<<<<
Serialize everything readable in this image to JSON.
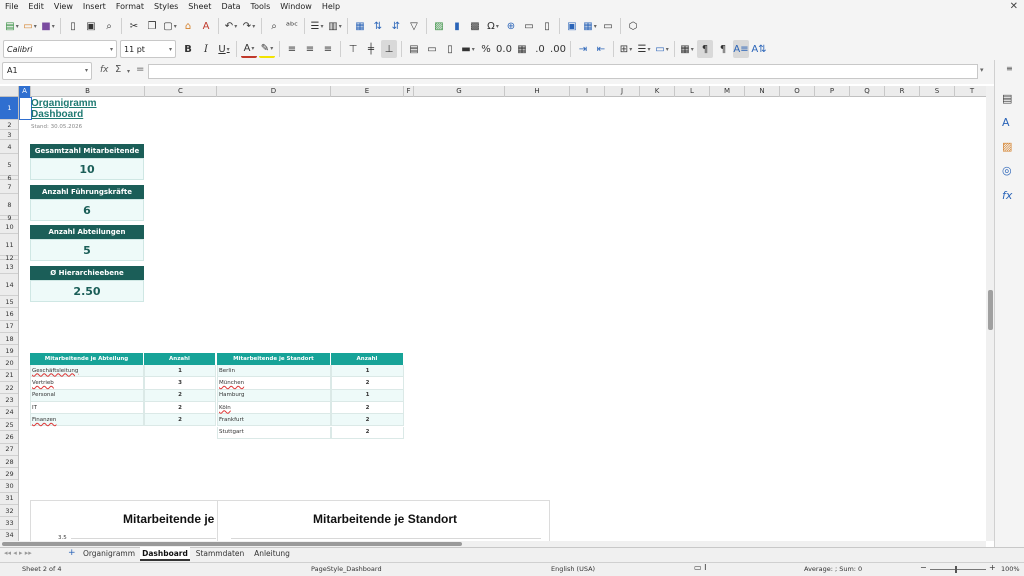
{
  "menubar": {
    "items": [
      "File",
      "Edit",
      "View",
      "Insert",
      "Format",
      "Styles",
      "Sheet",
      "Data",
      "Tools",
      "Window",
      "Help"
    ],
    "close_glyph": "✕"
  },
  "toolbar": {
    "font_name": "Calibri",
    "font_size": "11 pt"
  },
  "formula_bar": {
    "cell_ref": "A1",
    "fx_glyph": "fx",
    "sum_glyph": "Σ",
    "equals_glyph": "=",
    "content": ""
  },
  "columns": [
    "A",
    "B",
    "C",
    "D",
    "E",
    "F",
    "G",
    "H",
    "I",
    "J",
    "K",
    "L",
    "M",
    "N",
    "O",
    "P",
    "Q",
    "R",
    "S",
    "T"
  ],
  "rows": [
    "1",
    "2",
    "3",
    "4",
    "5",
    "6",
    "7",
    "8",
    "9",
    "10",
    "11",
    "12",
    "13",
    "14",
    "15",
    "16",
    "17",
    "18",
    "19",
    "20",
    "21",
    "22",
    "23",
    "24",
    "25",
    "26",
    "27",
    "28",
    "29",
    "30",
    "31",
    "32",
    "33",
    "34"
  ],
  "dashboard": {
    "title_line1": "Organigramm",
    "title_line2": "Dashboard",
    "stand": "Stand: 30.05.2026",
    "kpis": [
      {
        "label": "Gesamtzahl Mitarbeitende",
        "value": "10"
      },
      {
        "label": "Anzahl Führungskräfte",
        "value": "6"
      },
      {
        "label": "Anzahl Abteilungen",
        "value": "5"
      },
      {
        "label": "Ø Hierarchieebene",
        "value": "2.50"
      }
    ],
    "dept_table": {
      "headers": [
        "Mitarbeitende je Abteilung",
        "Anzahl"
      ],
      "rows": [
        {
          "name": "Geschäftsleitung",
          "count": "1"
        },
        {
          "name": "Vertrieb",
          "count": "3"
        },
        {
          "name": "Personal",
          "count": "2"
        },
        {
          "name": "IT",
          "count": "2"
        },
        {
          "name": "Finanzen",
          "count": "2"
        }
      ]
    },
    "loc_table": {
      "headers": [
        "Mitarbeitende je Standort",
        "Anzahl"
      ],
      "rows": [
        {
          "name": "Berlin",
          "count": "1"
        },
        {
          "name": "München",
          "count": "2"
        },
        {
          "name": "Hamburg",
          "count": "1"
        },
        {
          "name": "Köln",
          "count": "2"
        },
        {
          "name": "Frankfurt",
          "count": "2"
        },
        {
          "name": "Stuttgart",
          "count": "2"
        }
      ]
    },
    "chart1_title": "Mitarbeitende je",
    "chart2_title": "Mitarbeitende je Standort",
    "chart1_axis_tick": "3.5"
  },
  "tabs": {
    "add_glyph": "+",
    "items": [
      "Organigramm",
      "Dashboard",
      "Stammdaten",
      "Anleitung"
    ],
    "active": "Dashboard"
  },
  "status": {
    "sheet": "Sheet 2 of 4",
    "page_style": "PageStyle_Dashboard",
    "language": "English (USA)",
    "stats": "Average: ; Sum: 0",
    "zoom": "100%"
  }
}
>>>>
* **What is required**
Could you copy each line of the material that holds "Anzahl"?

* **Exercise output**
        "label": "Anzahl Führungskräfte",
        "label": "Anzahl Abteilungen",
        "Anzahl"
        "Anzahl"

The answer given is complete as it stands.